Successful leaders know the importance of delegation. In my work with CEOs and senior managers in growing organizations, delegation is one of their biggest challenges. Leaders may understand the importance of delegation, but they often struggle with implementing an effective delegation process.
The primary purpose of delegation is to engage associates to take on more responsibility and authority, thus relieving the executive of the activities necessary to accomplish organizational objectives. The benefits of effective delegation help both the executive and his or her associates. Delegation helps the executive become more strategic by freeing him or her from the activities that are performed by associates. Effective delegation helps the executive work “on the business” rather than “in the business.” For the associate, delegation gives the opportunity to take on more responsibility and challenge. It helps prepare them for advancement into higher-level positions within the organization.
So, why do executives struggle with delegation?
Clearly, the need to control is one reason. As I pointed out in my previous blog, letting go can be challenging. However, I have found that most executives would like to delegate more work, but they lack an understanding of how to delegate. Dumping activities and assigning tasks is not an effective way of delegating. Unless the process promotes personal development, responsibility, and authority, delegation loses its motivational appeal to associates. In her book on delegation, If You Want It Done Right, You Don’t Have to Do It Yourself, Donna Genett describes the delegation process to include preparation, clarity of expected assignment, explicit timeframe, level of authority, and frequent follow-up and feedback.
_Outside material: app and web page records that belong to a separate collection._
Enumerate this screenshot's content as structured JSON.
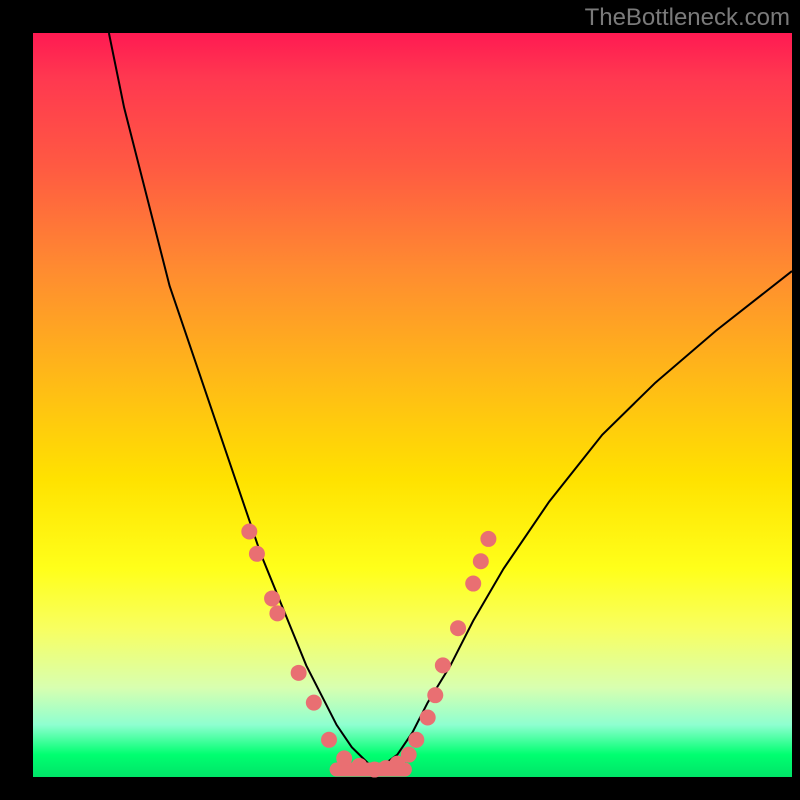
{
  "watermark": "TheBottleneck.com",
  "chart_data": {
    "type": "line",
    "title": "",
    "xlabel": "",
    "ylabel": "",
    "xlim": [
      0,
      100
    ],
    "ylim": [
      0,
      100
    ],
    "curve_left": {
      "x": [
        10,
        12,
        15,
        18,
        22,
        26,
        30,
        34,
        36,
        38,
        40,
        42,
        44,
        45
      ],
      "y": [
        100,
        90,
        78,
        66,
        54,
        42,
        30,
        20,
        15,
        11,
        7,
        4,
        2,
        1
      ]
    },
    "curve_right": {
      "x": [
        45,
        46,
        48,
        50,
        52,
        55,
        58,
        62,
        68,
        75,
        82,
        90,
        100
      ],
      "y": [
        1,
        1.5,
        3,
        6,
        10,
        15,
        21,
        28,
        37,
        46,
        53,
        60,
        68
      ]
    },
    "flat_zone": {
      "x": [
        40,
        49
      ],
      "y": 1
    },
    "dots_left": [
      {
        "x": 28.5,
        "y": 33
      },
      {
        "x": 29.5,
        "y": 30
      },
      {
        "x": 31.5,
        "y": 24
      },
      {
        "x": 32.2,
        "y": 22
      },
      {
        "x": 35.0,
        "y": 14
      },
      {
        "x": 37.0,
        "y": 10
      },
      {
        "x": 39.0,
        "y": 5
      },
      {
        "x": 41.0,
        "y": 2.5
      },
      {
        "x": 43.0,
        "y": 1.5
      },
      {
        "x": 45.0,
        "y": 1
      }
    ],
    "dots_right": [
      {
        "x": 46.5,
        "y": 1.2
      },
      {
        "x": 48.0,
        "y": 1.8
      },
      {
        "x": 49.5,
        "y": 3
      },
      {
        "x": 50.5,
        "y": 5
      },
      {
        "x": 52.0,
        "y": 8
      },
      {
        "x": 53.0,
        "y": 11
      },
      {
        "x": 54.0,
        "y": 15
      },
      {
        "x": 56.0,
        "y": 20
      },
      {
        "x": 58.0,
        "y": 26
      },
      {
        "x": 59.0,
        "y": 29
      },
      {
        "x": 60.0,
        "y": 32
      }
    ],
    "colors": {
      "curve": "#000000",
      "dots": "#e96f72",
      "flat": "#e96f72"
    }
  }
}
This process allows executives to delegate work and develop their associates while staying fully informed about the delegated assignment.
From a coaching perspective, effective delegation will help an executive manage workflow, simplify complexity, and develop associates toward their full potential. Gaps in these areas offer a coach the opportunity to address the process of delegation.
One role of a coach is to help identify gaps that exist because of failure to delegate. These gaps may include the failure to develop associates for greater roles within the organization, micromanaging associates, lack of strategic thinking, and a lack of progress in creating a positive organizational culture. Helping the coachee understand and implement an effective process of delegation will close many of these gaps.
What if associates fail to step up and perform delegated work? If an executive creates an effective delegation process and still does not realize results, this may be a sign that he or she needs to upgrade the talent and skills of the associate. Failure to perform is not an acceptable outcome of delegation, and a coach needs to create clarity about the coachee’s options when delegation fails. In my next blog, I will present a case that addresses how to deal with this problem.